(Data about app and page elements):
################
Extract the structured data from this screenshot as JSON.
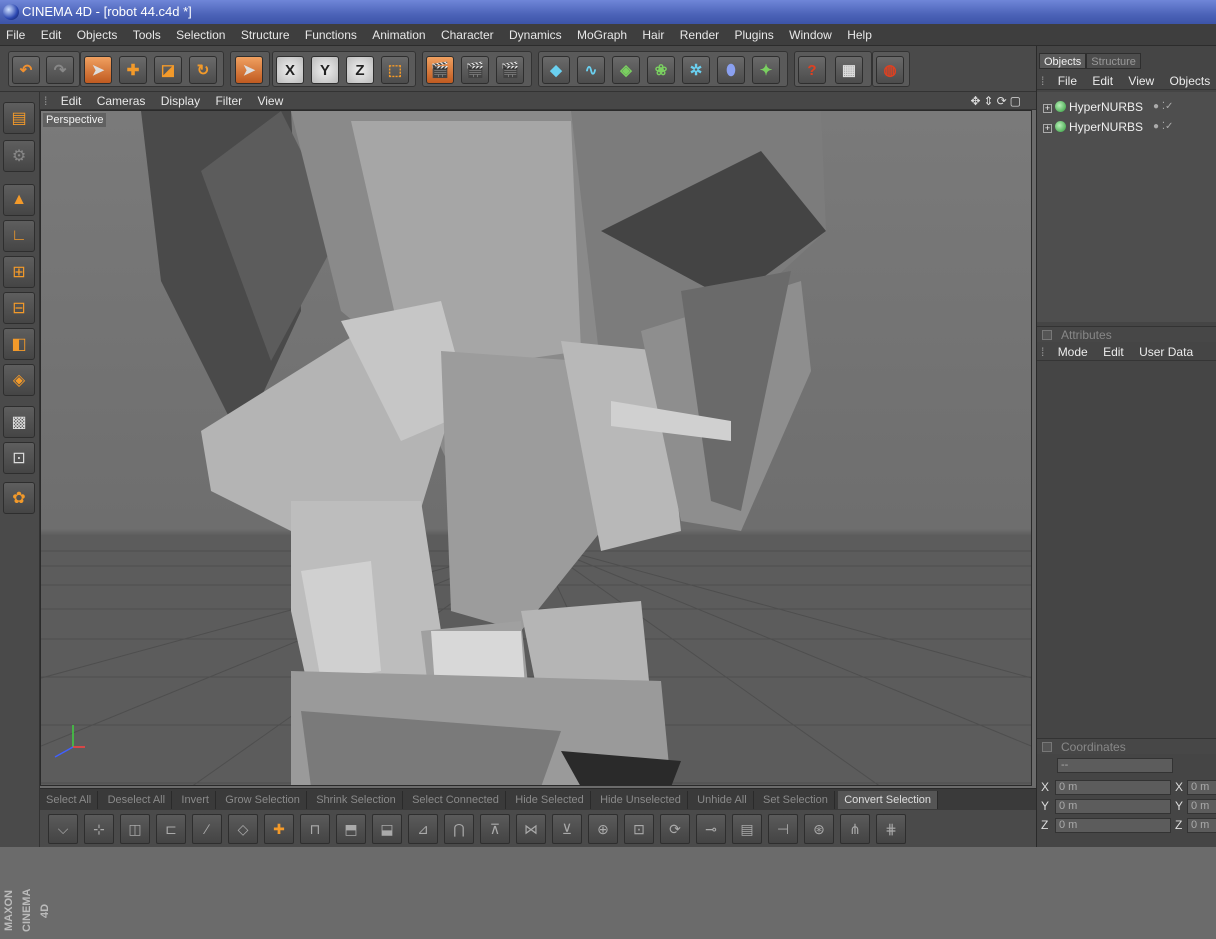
{
  "window": {
    "title": "CINEMA 4D - [robot 44.c4d *]"
  },
  "menubar": [
    "File",
    "Edit",
    "Objects",
    "Tools",
    "Selection",
    "Structure",
    "Functions",
    "Animation",
    "Character",
    "Dynamics",
    "MoGraph",
    "Hair",
    "Render",
    "Plugins",
    "Window",
    "Help"
  ],
  "toolbar": {
    "undo": "↶",
    "redo": "↷",
    "live_select": "X",
    "axis_x": "X",
    "axis_y": "Y",
    "axis_z": "Z"
  },
  "viewport": {
    "menu": [
      "Edit",
      "Cameras",
      "Display",
      "Filter",
      "View"
    ],
    "label": "Perspective",
    "nav_icons": "✥⇕⟳▢"
  },
  "command_bar": [
    "Select All",
    "Deselect All",
    "Invert",
    "Grow Selection",
    "Shrink Selection",
    "Select Connected",
    "Hide Selected",
    "Hide Unselected",
    "Unhide All",
    "Set Selection",
    "Convert Selection"
  ],
  "brand": "MAXON CINEMA 4D",
  "panel": {
    "tabs": [
      "Objects",
      "Structure"
    ],
    "menu": [
      "File",
      "Edit",
      "View",
      "Objects"
    ],
    "objects": [
      "HyperNURBS",
      "HyperNURBS"
    ],
    "attributes_title": "Attributes",
    "attributes_menu": [
      "Mode",
      "Edit",
      "User Data"
    ],
    "coordinates_title": "Coordinates",
    "coord_axes": [
      "X",
      "Y",
      "Z"
    ],
    "coord_value": "0 m",
    "coord_dash": "--"
  }
}
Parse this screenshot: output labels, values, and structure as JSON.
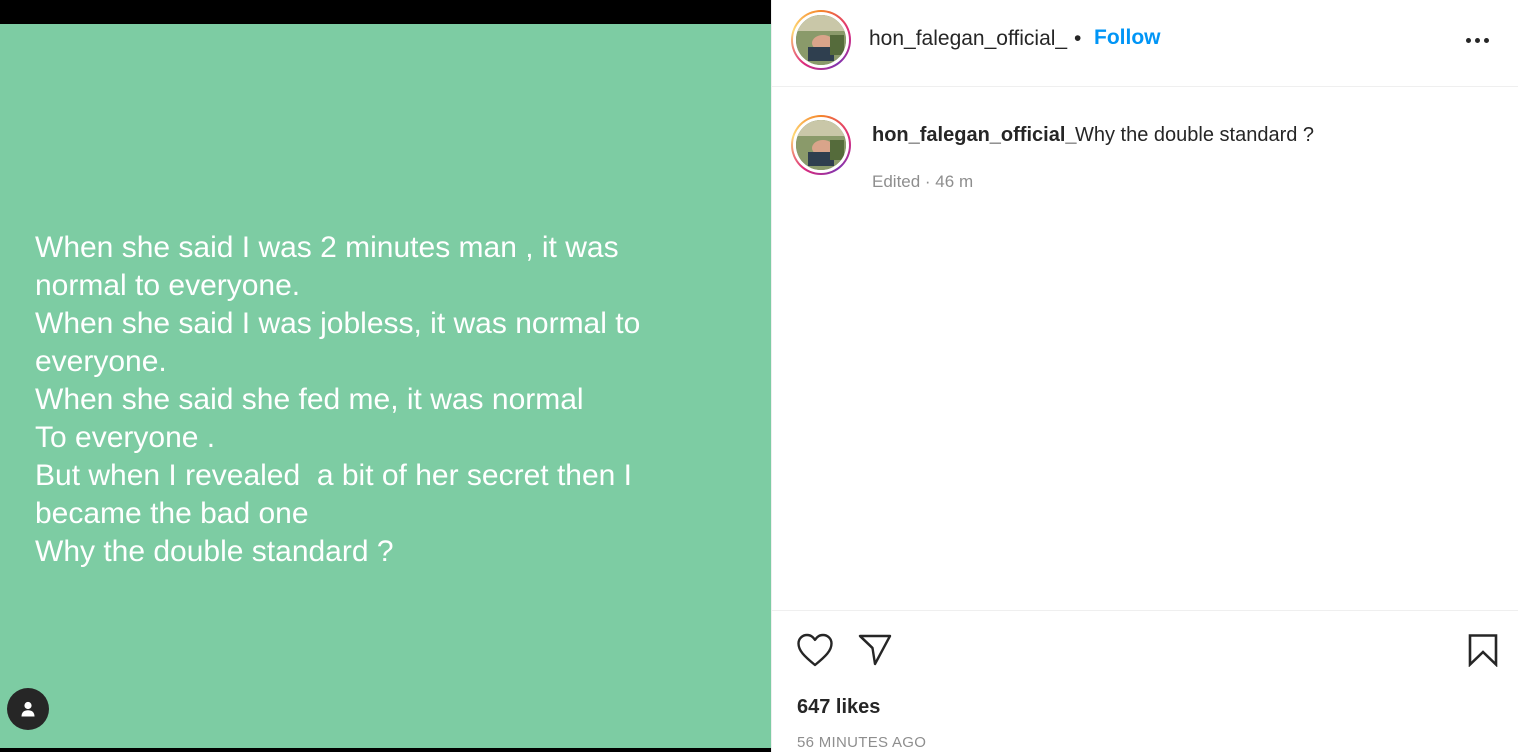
{
  "post": {
    "lines": [
      "When she said I was 2 minutes man , it was",
      "normal to everyone.",
      "When she said I was jobless, it was normal to",
      "everyone.",
      "When she said she fed me, it was normal",
      "To everyone .",
      "But when I revealed  a bit of her secret then I",
      "became the bad one",
      "Why the double standard ?"
    ],
    "background_color": "#7dcca3"
  },
  "header": {
    "username": "hon_falegan_official_",
    "separator": "•",
    "follow_label": "Follow"
  },
  "caption": {
    "username": "hon_falegan_official_",
    "text": "Why the double standard ?",
    "meta": "Edited · 46 m"
  },
  "footer": {
    "likes": "647 likes",
    "timestamp": "56 MINUTES AGO"
  },
  "icons": {
    "like": "heart-icon",
    "share": "paper-plane-icon",
    "save": "bookmark-icon",
    "more": "more-options-icon",
    "tag": "user-tag-icon"
  },
  "colors": {
    "accent": "#0095f6",
    "text": "#262626",
    "muted": "#8e8e8e"
  }
}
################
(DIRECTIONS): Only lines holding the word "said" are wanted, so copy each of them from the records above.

(EXPECTED ANSWER):
      "When she said I was 2 minutes man , it was",
      "When she said I was jobless, it was normal to",
      "When she said she fed me, it was normal",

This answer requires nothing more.